-- TASK TO CARRY OUT --
Exactly as written, give back every record below.

-- MATERIAL TO PROCESS --
================================

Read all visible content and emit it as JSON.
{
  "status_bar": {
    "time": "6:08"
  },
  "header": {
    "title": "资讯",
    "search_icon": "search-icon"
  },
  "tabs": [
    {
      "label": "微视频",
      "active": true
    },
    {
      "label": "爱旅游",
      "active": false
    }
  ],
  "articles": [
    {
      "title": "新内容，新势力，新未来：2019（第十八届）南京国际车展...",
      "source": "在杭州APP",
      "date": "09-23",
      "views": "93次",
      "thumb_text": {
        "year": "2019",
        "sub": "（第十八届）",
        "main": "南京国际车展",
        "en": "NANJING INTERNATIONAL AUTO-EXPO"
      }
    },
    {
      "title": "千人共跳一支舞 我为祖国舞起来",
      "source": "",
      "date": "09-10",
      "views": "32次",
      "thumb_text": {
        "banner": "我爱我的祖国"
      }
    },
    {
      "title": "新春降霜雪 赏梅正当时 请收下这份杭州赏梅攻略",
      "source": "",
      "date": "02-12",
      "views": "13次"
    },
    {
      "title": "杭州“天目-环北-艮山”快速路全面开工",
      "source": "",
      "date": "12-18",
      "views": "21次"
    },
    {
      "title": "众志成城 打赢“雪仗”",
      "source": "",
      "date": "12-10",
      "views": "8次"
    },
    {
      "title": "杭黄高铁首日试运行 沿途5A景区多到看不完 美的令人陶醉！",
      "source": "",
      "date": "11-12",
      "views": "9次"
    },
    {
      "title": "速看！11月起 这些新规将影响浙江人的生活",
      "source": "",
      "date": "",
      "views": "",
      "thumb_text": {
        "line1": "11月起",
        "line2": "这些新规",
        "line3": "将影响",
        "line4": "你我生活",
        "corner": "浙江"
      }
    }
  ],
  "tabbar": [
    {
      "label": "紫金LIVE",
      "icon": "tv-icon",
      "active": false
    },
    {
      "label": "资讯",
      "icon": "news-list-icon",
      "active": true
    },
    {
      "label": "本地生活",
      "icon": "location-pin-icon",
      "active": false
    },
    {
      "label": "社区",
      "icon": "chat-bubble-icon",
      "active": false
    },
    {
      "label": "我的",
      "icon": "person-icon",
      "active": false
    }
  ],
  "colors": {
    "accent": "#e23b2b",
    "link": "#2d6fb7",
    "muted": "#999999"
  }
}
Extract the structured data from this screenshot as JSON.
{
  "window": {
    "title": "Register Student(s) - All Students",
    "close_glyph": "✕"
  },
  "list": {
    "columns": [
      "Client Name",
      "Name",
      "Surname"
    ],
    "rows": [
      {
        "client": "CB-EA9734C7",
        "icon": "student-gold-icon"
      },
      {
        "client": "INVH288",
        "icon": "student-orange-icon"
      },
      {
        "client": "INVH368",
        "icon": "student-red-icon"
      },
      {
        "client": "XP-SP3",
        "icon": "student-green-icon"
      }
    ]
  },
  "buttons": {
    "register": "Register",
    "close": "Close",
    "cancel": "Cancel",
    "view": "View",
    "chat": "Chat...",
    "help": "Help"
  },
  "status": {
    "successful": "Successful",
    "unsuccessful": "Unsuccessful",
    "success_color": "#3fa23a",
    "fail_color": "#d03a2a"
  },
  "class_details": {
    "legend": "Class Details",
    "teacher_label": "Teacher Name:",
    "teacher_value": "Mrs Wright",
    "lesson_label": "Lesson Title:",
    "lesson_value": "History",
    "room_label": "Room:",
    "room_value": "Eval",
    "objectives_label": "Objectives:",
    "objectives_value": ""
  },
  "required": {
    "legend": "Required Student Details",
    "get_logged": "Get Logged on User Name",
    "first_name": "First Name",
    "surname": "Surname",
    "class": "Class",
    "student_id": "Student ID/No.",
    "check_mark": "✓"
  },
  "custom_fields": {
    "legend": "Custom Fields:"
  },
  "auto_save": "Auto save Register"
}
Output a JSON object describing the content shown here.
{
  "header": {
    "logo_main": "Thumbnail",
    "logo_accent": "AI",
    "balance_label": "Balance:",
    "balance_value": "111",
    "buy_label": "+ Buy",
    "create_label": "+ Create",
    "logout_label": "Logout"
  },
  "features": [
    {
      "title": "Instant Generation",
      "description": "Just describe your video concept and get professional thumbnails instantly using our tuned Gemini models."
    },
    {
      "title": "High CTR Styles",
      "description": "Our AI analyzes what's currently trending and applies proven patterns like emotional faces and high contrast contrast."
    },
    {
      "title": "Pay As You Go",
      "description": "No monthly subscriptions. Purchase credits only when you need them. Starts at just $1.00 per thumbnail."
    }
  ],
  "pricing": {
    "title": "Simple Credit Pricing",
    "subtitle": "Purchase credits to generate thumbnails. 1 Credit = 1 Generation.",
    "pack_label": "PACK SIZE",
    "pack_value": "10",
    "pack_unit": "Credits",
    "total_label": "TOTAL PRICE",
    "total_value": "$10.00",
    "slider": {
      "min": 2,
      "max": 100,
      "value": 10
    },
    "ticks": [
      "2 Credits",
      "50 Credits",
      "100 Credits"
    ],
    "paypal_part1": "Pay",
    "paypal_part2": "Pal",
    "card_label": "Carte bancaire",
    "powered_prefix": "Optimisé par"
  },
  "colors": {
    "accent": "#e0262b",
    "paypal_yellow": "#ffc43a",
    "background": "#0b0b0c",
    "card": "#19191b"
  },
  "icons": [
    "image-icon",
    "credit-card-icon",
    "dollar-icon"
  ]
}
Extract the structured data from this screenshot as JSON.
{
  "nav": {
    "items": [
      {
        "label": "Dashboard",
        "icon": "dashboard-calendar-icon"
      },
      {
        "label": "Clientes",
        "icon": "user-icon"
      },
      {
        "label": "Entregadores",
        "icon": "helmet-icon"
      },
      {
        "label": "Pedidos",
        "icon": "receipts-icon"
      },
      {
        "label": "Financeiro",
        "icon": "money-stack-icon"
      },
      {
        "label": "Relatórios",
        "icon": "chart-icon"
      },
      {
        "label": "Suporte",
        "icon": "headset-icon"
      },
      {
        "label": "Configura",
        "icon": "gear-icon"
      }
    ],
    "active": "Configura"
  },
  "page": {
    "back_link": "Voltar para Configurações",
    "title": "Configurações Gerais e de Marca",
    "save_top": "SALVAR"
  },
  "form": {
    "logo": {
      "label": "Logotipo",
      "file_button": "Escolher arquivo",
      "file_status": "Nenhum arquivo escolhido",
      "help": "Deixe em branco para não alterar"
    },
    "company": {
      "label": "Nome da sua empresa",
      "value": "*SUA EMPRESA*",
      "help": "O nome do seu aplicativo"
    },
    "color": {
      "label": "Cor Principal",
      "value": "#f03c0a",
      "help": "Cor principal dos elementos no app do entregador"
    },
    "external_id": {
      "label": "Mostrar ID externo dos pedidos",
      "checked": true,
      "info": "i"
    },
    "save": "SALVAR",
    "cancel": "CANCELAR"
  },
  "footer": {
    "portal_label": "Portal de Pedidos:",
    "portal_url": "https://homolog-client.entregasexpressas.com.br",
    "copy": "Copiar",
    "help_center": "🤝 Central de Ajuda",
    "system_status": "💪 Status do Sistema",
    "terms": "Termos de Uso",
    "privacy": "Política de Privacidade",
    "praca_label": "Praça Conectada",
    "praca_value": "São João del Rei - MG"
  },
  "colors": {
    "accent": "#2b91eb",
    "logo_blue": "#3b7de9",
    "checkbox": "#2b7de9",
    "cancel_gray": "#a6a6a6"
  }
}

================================

-- EXERCISE ANSWER --
Read all visible content and emit it as JSON.
{
  "status_bar": {
    "time": "6:08"
  },
  "header": {
    "title": "资讯",
    "search_icon": "search-icon"
  },
  "tabs": [
    {
      "label": "微视频",
      "active": true
    },
    {
      "label": "爱旅游",
      "active": false
    }
  ],
  "articles": [
    {
      "title": "新内容，新势力，新未来：2019（第十八届）南京国际车展...",
      "source": "在杭州APP",
      "date": "09-23",
      "views": "93次",
      "thumb_text": {
        "year": "2019",
        "sub": "（第十八届）",
        "main": "南京国际车展",
        "en": "NANJING INTERNATIONAL AUTO-EXPO"
      }
    },
    {
      "title": "千人共跳一支舞 我为祖国舞起来",
      "source": "",
      "date": "09-10",
      "views": "32次",
      "thumb_text": {
        "banner": "我爱我的祖国"
      }
    },
    {
      "title": "新春降霜雪 赏梅正当时 请收下这份杭州赏梅攻略",
      "source": "",
      "date": "02-12",
      "views": "13次"
    },
    {
      "title": "杭州“天目-环北-艮山”快速路全面开工",
      "source": "",
      "date": "12-18",
      "views": "21次"
    },
    {
      "title": "众志成城 打赢“雪仗”",
      "source": "",
      "date": "12-10",
      "views": "8次"
    },
    {
      "title": "杭黄高铁首日试运行 沿途5A景区多到看不完 美的令人陶醉！",
      "source": "",
      "date": "11-12",
      "views": "9次"
    },
    {
      "title": "速看！11月起 这些新规将影响浙江人的生活",
      "source": "",
      "date": "",
      "views": "",
      "thumb_text": {
        "line1": "11月起",
        "line2": "这些新规",
        "line3": "将影响",
        "line4": "你我生活",
        "corner": "浙江"
      }
    }
  ],
  "tabbar": [
    {
      "label": "紫金LIVE",
      "icon": "tv-icon",
      "active": false
    },
    {
      "label": "资讯",
      "icon": "news-list-icon",
      "active": true
    },
    {
      "label": "本地生活",
      "icon": "location-pin-icon",
      "active": false
    },
    {
      "label": "社区",
      "icon": "chat-bubble-icon",
      "active": false
    },
    {
      "label": "我的",
      "icon": "person-icon",
      "active": false
    }
  ],
  "colors": {
    "accent": "#e23b2b",
    "link": "#2d6fb7",
    "muted": "#999999"
  }
}
Extract the structured data from this screenshot as JSON.
{
  "window": {
    "title": "Register Student(s) - All Students",
    "close_glyph": "✕"
  },
  "list": {
    "columns": [
      "Client Name",
      "Name",
      "Surname"
    ],
    "rows": [
      {
        "client": "CB-EA9734C7",
        "icon": "student-gold-icon"
      },
      {
        "client": "INVH288",
        "icon": "student-orange-icon"
      },
      {
        "client": "INVH368",
        "icon": "student-red-icon"
      },
      {
        "client": "XP-SP3",
        "icon": "student-green-icon"
      }
    ]
  },
  "buttons": {
    "register": "Register",
    "close": "Close",
    "cancel": "Cancel",
    "view": "View",
    "chat": "Chat...",
    "help": "Help"
  },
  "status": {
    "successful": "Successful",
    "unsuccessful": "Unsuccessful",
    "success_color": "#3fa23a",
    "fail_color": "#d03a2a"
  },
  "class_details": {
    "legend": "Class Details",
    "teacher_label": "Teacher Name:",
    "teacher_value": "Mrs Wright",
    "lesson_label": "Lesson Title:",
    "lesson_value": "History",
    "room_label": "Room:",
    "room_value": "Eval",
    "objectives_label": "Objectives:",
    "objectives_value": ""
  },
  "required": {
    "legend": "Required Student Details",
    "get_logged": "Get Logged on User Name",
    "first_name": "First Name",
    "surname": "Surname",
    "class": "Class",
    "student_id": "Student ID/No.",
    "check_mark": "✓"
  },
  "custom_fields": {
    "legend": "Custom Fields:"
  },
  "auto_save": "Auto save Register"
}
Output a JSON object describing the content shown here.
{
  "header": {
    "logo_main": "Thumbnail",
    "logo_accent": "AI",
    "balance_label": "Balance:",
    "balance_value": "111",
    "buy_label": "+ Buy",
    "create_label": "+ Create",
    "logout_label": "Logout"
  },
  "features": [
    {
      "title": "Instant Generation",
      "description": "Just describe your video concept and get professional thumbnails instantly using our tuned Gemini models."
    },
    {
      "title": "High CTR Styles",
      "description": "Our AI analyzes what's currently trending and applies proven patterns like emotional faces and high contrast contrast."
    },
    {
      "title": "Pay As You Go",
      "description": "No monthly subscriptions. Purchase credits only when you need them. Starts at just $1.00 per thumbnail."
    }
  ],
  "pricing": {
    "title": "Simple Credit Pricing",
    "subtitle": "Purchase credits to generate thumbnails. 1 Credit = 1 Generation.",
    "pack_label": "PACK SIZE",
    "pack_value": "10",
    "pack_unit": "Credits",
    "total_label": "TOTAL PRICE",
    "total_value": "$10.00",
    "slider": {
      "min": 2,
      "max": 100,
      "value": 10
    },
    "ticks": [
      "2 Credits",
      "50 Credits",
      "100 Credits"
    ],
    "paypal_part1": "Pay",
    "paypal_part2": "Pal",
    "card_label": "Carte bancaire",
    "powered_prefix": "Optimisé par"
  },
  "colors": {
    "accent": "#e0262b",
    "paypal_yellow": "#ffc43a",
    "background": "#0b0b0c",
    "card": "#19191b"
  },
  "icons": [
    "image-icon",
    "credit-card-icon",
    "dollar-icon"
  ]
}
Extract the structured data from this screenshot as JSON.
{
  "nav": {
    "items": [
      {
        "label": "Dashboard",
        "icon": "dashboard-calendar-icon"
      },
      {
        "label": "Clientes",
        "icon": "user-icon"
      },
      {
        "label": "Entregadores",
        "icon": "helmet-icon"
      },
      {
        "label": "Pedidos",
        "icon": "receipts-icon"
      },
      {
        "label": "Financeiro",
        "icon": "money-stack-icon"
      },
      {
        "label": "Relatórios",
        "icon": "chart-icon"
      },
      {
        "label": "Suporte",
        "icon": "headset-icon"
      },
      {
        "label": "Configura",
        "icon": "gear-icon"
      }
    ],
    "active": "Configura"
  },
  "page": {
    "back_link": "Voltar para Configurações",
    "title": "Configurações Gerais e de Marca",
    "save_top": "SALVAR"
  },
  "form": {
    "logo": {
      "label": "Logotipo",
      "file_button": "Escolher arquivo",
      "file_status": "Nenhum arquivo escolhido",
      "help": "Deixe em branco para não alterar"
    },
    "company": {
      "label": "Nome da sua empresa",
      "value": "*SUA EMPRESA*",
      "help": "O nome do seu aplicativo"
    },
    "color": {
      "label": "Cor Principal",
      "value": "#f03c0a",
      "help": "Cor principal dos elementos no app do entregador"
    },
    "external_id": {
      "label": "Mostrar ID externo dos pedidos",
      "checked": true,
      "info": "i"
    },
    "save": "SALVAR",
    "cancel": "CANCELAR"
  },
  "footer": {
    "portal_label": "Portal de Pedidos:",
    "portal_url": "https://homolog-client.entregasexpressas.com.br",
    "copy": "Copiar",
    "help_center": "🤝 Central de Ajuda",
    "system_status": "💪 Status do Sistema",
    "terms": "Termos de Uso",
    "privacy": "Política de Privacidade",
    "praca_label": "Praça Conectada",
    "praca_value": "São João del Rei - MG"
  },
  "colors": {
    "accent": "#2b91eb",
    "logo_blue": "#3b7de9",
    "checkbox": "#2b7de9",
    "cancel_gray": "#a6a6a6"
  }
}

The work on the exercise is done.